The initiative warns that “rising human demand” for food, water, land and energy “will collide on a global scale unless bold and creative action is taken now.”
A coalition of agricultural and environmental organizations has released a new report recommending an “integrated or whole landscape” approach. It’s an approach that brings together diverse and competing groups to discuss common needs.
“The world is actually at a crossroads right now looking forward over the next couple of decades to dramatic increases in population and economies that are threatening major food crises, major water crises, major climate crises, major rural energy crises [and] major biodiversity crises. There are attempts right now through policies and programs and funding to treat each one of those separately,” said Dr. Sara Scherr, an agricultural and natural resource economist and founder, president and CEO of EcoAgriculture Partners.
Those crises may be triggered in part by competition within a given area for resources. Scherr said the integrated landscape approach can deal with these more holistically.
“This whole approach came out of the realities of competing interests - that in agricultural landscapes it’s not just the farmers that want the water and it’s not just one set of farmers that want the water.

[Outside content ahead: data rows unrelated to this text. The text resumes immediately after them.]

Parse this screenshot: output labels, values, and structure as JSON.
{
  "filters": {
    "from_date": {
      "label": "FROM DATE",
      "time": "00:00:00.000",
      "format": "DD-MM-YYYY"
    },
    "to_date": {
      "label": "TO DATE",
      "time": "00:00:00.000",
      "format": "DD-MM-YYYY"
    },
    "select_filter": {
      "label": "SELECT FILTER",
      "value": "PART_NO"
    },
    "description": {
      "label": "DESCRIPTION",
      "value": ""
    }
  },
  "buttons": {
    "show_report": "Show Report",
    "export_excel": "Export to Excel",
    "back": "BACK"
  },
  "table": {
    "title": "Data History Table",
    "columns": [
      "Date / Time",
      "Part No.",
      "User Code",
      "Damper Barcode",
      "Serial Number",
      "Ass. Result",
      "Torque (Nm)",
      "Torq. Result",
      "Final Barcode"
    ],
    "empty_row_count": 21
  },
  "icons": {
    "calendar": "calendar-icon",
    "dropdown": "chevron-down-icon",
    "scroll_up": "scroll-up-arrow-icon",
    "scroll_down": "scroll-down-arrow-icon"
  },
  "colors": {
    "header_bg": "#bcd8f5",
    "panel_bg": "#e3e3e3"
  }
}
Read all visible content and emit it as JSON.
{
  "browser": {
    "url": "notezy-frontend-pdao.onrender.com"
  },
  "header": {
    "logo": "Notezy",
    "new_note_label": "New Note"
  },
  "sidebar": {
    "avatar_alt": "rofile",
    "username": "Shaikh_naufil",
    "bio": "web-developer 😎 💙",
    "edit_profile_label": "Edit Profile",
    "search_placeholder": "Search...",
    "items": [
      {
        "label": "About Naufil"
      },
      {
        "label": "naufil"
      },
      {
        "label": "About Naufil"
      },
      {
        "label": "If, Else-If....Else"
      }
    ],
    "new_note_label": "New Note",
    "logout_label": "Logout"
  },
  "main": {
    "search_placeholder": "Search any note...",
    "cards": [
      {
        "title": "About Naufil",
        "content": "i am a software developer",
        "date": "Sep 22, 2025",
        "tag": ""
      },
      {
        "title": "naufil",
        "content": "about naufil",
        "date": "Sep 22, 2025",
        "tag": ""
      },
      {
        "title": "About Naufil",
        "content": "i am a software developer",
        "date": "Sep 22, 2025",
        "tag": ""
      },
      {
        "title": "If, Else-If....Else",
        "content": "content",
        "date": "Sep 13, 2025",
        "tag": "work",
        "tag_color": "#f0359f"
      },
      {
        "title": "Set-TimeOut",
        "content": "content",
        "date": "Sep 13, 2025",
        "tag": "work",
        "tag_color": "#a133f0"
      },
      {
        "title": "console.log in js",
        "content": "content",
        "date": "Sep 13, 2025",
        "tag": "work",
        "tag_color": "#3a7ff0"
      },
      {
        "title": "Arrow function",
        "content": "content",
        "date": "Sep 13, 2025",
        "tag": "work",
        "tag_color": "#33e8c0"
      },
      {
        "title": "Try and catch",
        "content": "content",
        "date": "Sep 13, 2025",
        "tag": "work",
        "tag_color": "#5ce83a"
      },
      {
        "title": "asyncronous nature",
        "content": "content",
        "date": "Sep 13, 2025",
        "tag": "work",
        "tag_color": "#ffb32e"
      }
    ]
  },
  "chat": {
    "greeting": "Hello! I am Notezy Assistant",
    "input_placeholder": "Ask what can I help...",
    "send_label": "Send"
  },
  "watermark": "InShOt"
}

That maybe the crop farmers are competing with the livestock farmers for water and they’re competing with the local towns for water. So a lot of these alliances that we’re talking about started off as conflict situations or at least a lot of tempers being raised on a regular basis,” she said.
Bringing people together

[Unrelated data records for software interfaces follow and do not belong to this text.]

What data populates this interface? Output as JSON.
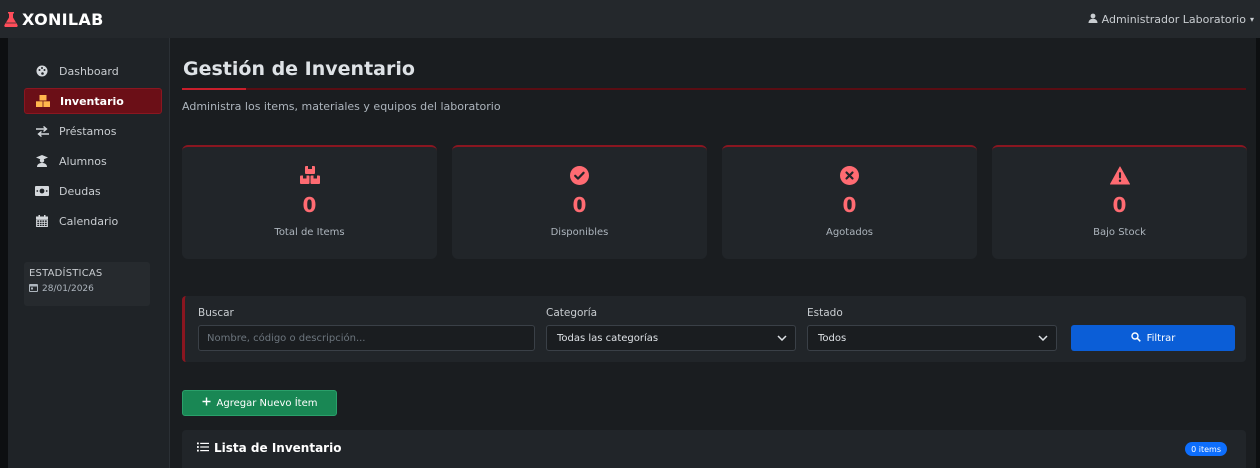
{
  "app": {
    "brand": "XONILAB",
    "user_name": "Administrador Laboratorio"
  },
  "sidebar": {
    "items": [
      {
        "label": "Dashboard",
        "icon": "palette-icon",
        "active": false
      },
      {
        "label": "Inventario",
        "icon": "boxes-icon",
        "active": true
      },
      {
        "label": "Préstamos",
        "icon": "exchange-icon",
        "active": false
      },
      {
        "label": "Alumnos",
        "icon": "graduate-icon",
        "active": false
      },
      {
        "label": "Deudas",
        "icon": "money-icon",
        "active": false
      },
      {
        "label": "Calendario",
        "icon": "calendar-icon",
        "active": false
      }
    ],
    "stats_title": "ESTADÍSTICAS",
    "stats_date": "28/01/2026"
  },
  "page": {
    "title": "Gestión de Inventario",
    "subtitle": "Administra los items, materiales y equipos del laboratorio"
  },
  "cards": [
    {
      "icon": "boxes-icon",
      "value": "0",
      "label": "Total de Items"
    },
    {
      "icon": "check-circle-icon",
      "value": "0",
      "label": "Disponibles"
    },
    {
      "icon": "x-circle-icon",
      "value": "0",
      "label": "Agotados"
    },
    {
      "icon": "warning-icon",
      "value": "0",
      "label": "Bajo Stock"
    }
  ],
  "filters": {
    "search_label": "Buscar",
    "search_placeholder": "Nombre, código o descripción...",
    "search_value": "",
    "category_label": "Categoría",
    "category_value": "Todas las categorías",
    "status_label": "Estado",
    "status_value": "Todos",
    "filter_button": "Filtrar"
  },
  "actions": {
    "add_button": "Agregar Nuevo Ítem"
  },
  "list": {
    "title": "Lista de Inventario",
    "count_badge": "0 items"
  },
  "colors": {
    "accent_red": "#c81e2b",
    "stat_red": "#ff6b72",
    "primary_blue": "#0b5ed7",
    "success_green": "#198754"
  }
}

The report says the landscape model creates “coalitions of diverse stakeholders to negotiate more acceptable trade-offs.”

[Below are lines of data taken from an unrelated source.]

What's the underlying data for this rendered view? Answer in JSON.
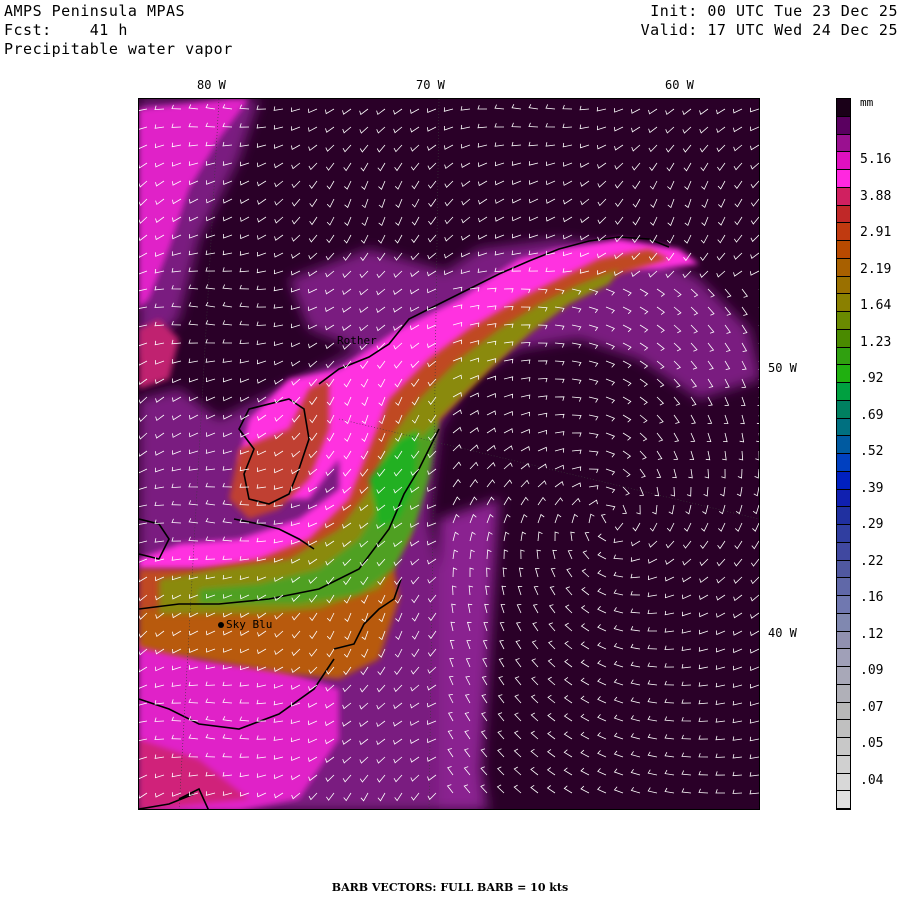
{
  "header": {
    "model": "AMPS Peninsula MPAS",
    "forecast": "Fcst:    41 h",
    "field": "Precipitable water vapor",
    "init": "Init: 00 UTC Tue 23 Dec 25",
    "valid": "Valid: 17 UTC Wed 24 Dec 25"
  },
  "lon_labels": [
    "80 W",
    "70 W",
    "60 W"
  ],
  "lat_labels": [
    "50 W",
    "40 W"
  ],
  "stations": [
    "Rother",
    "Sky Blu"
  ],
  "legend": {
    "unit": "mm",
    "labels": [
      "5.16",
      "3.88",
      "2.91",
      "2.19",
      "1.64",
      "1.23",
      ".92",
      ".69",
      ".52",
      ".39",
      ".29",
      ".22",
      ".16",
      ".12",
      ".09",
      ".07",
      ".05",
      ".04"
    ],
    "colors": [
      "#1a0018",
      "#5a0060",
      "#9a1090",
      "#e010c0",
      "#ff28e0",
      "#d02060",
      "#c02828",
      "#c03a10",
      "#b84a00",
      "#a86000",
      "#9a7000",
      "#8a8000",
      "#6a8a00",
      "#4a8a00",
      "#30a010",
      "#20b010",
      "#00a040",
      "#008060",
      "#007080",
      "#005aa0",
      "#0040c0",
      "#0020c0",
      "#1020b0",
      "#2030a0",
      "#303ea0",
      "#4048a0",
      "#5058a0",
      "#6068a8",
      "#7078b0",
      "#8088b0",
      "#9090b0",
      "#a0a0b8",
      "#a8a8b8",
      "#b0b0b8",
      "#b8b8b8",
      "#c0c0c0",
      "#c8c8c8",
      "#d0d0d0",
      "#d8d8d8",
      "#e0e0e0"
    ]
  },
  "footer": "BARB VECTORS:  FULL BARB = 10 kts"
}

“It’s an approach to addressing these multiple interests and these overlapping interests that shifts from a position of tradeoffs that says that the only way I’m going to get my water is if you don’t get your water, to one that says if we managed our watershed better and we had re-vegetated degraded areas and we protected our streams etcetera, we actually would get much more water overall, and we would be able to allocate among us,” she said.
Surveys show there are several hundred landscape initiatives now underway in Africa and Latin America.
“Let’s do agricultural production systems that also are good for watersheds. Let’s do watershed management that’s also good for agricultural productivity. Let’s incorporate better wood energy into farms by growing trees and shrubs that are also good to provide other forms of incomes for farmers,” said Scherr.
She said too often people focus only on their area of interest or expertise.
“What we find out there right now is that the agriculture people talk to the agriculture people. The water people talk to the water people. The climate people talk to the climate people. Even the words that they use are really different. They look at a landscape and see different things in the landscape,” she said.
The Landscapes for People, Food and Nature report recommends “a vastly expanded network of technical assistance, professional training, and education to support the efforts of local “landscape leaders” and policy makers. Scherr says she hopes the idea will be addressed at Rio+20, the U.N. Conference on Sustainable Development.
“I think,” said Scherr, “we have a historic opportunity at Rio and I think we’ve got a lot of people coming to Rio who have come to realize the importance of working across the boundaries. And I think that Rio is the place to turn this into a major strategy for moving forward in terms of sustainable development.”
The Rio+20 Summit will be held in Rio de Janeiro from June 20th to the 22nd.”